- Kalro said inadequate funding is among key challenges the organisation is facing in its quest to increase palm oil production in Kenya.
- Palm oil is a primary raw material used in the manufacture of cooking oil.
Kalro has called on the national government and other stakeholders in the agriculture sector to increase funding for research and production of palm oil.
This, the organisation said, will boost the manufacture of cooking oil in the country.
Kenya Agricultural and Livestock Research Organisation on Thursday said inadequate funding is among the key challenges the organisation is facing in its quest to increase palm oil production in Kenya.
Palm oil is a primary raw material used in the manufacture of cooking oil.
Kalro said with increased palm oil acreage in the country, Kenya will have the capacity to produce enough cooking oil and subsequently scale down the cost of the product.
Official data shows that Kenya spends approximately Sh16 billion each year on the importation of raw materials used in the making of cooking oil.
In Busia, a county that is among devolved units where Kalro runs its activities, the organisation has more than 300 palm oil trees on a 10-acre piece of land.
Kalro has run research into the production of palm oil in the border county for the last seven years.
“The price of cooking oil, you know very well, has increased and this calls for more funding from the national government to revive this industry to enable us to produce oil that can sustain the country,” Linet Nasiroli, Kalro seed manager in charge of the Alupe production centre said.
“Palm oil is a crucial element for cuisine, and is also used in household goods like soap. Many families now rely on farming palm oil trees to earn a living.”
She said with funding, Busia would be at an advantage to increase the production of cooking oil because of its ability to support production.

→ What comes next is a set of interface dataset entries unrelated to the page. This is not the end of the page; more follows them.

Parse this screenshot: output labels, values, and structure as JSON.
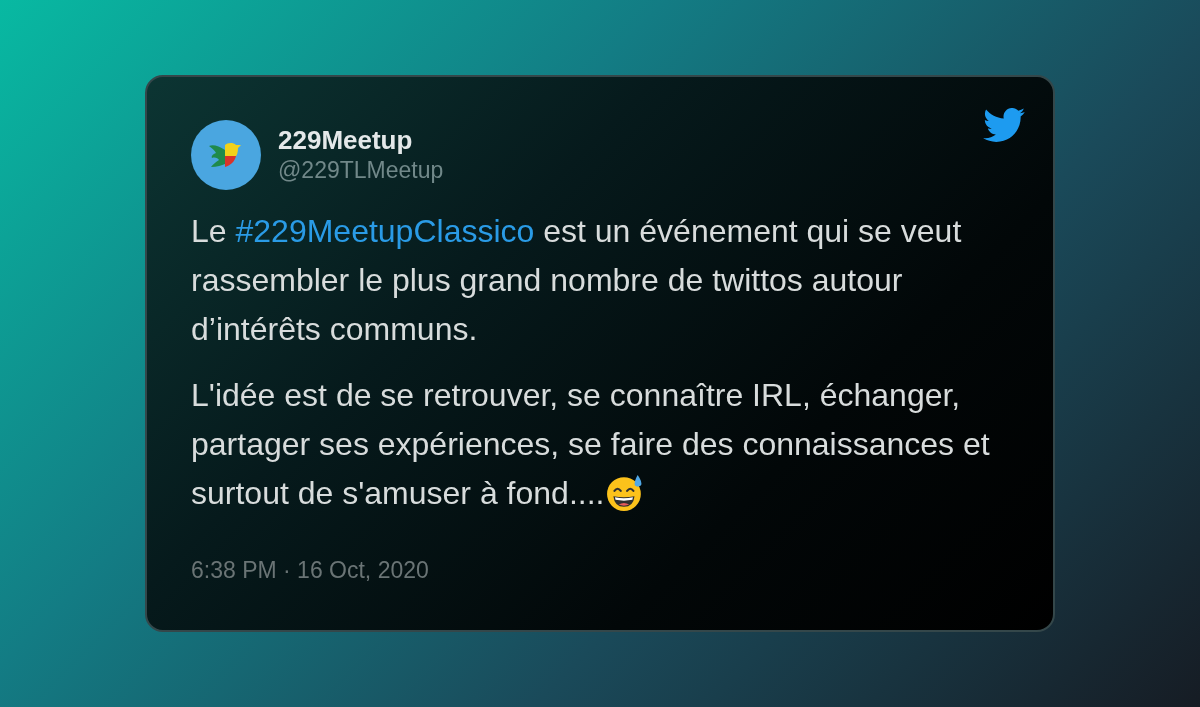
{
  "tweet": {
    "author": {
      "name": "229Meetup",
      "handle": "@229TLMeetup"
    },
    "paragraphs": [
      {
        "parts": [
          {
            "kind": "text",
            "text": "Le "
          },
          {
            "kind": "hashtag",
            "text": "#229MeetupClassico"
          },
          {
            "kind": "text",
            "text": " est un événement qui se veut rassembler le plus grand nombre de twittos autour d’intérêts communs."
          }
        ]
      },
      {
        "parts": [
          {
            "kind": "text",
            "text": "L'idée est de se retrouver, se connaître IRL, échanger, partager ses expériences, se faire des connaissances et surtout de s'amuser à fond...."
          },
          {
            "kind": "emoji"
          }
        ]
      }
    ],
    "timestamp": "6:38 PM · 16 Oct, 2020"
  }
}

Palm oil is used in the making of food products, detergents, cosmetics and to a small extent, biofuel.
The oil produced in the palm plant is also an ingredient in the diet besides being used in the making of lipstick and sometimes ice cream.
The oil is equally used in the making of approximately half of the products sold in supermarkets globally. This is according to World Wide Fund for Nature.
Nasiroli told reporters during the interview that with increased production and subsequent funding more employment opportunities will be created for Kenyans at a time the government is grappling with high unemployment.
According to the researcher, the environmental necessities for palm oil farming include an altitude of 500-600m above sea level.
Other requirements according to the Alupe Research Centre are rainfall that should be between 1800-3500mm yearly as well as sandy loam, young volcanic, alluvial clays and peat soils that can hold water for longer periods.
The crop, researchers in Alupe said grows in acidic soils with up to a PH of 4.0.
Nasiroli singled out insecurity as another challenge that Kalro faces in the production of palm plants in Alupe.
“Another challenge Kalro faces is security for the plants and this is explained by the geographical location of Busia since the county is at the border. There has been theft because the farm is on an open area,” Nasiroli said.
She urged farmers to try oil palm, sesame, sunflower, groundnuts and soybeans growing on a large scale to subsidise the sugarcane they have been growing for the last more than five decades.
(Edited by Tabnacha O)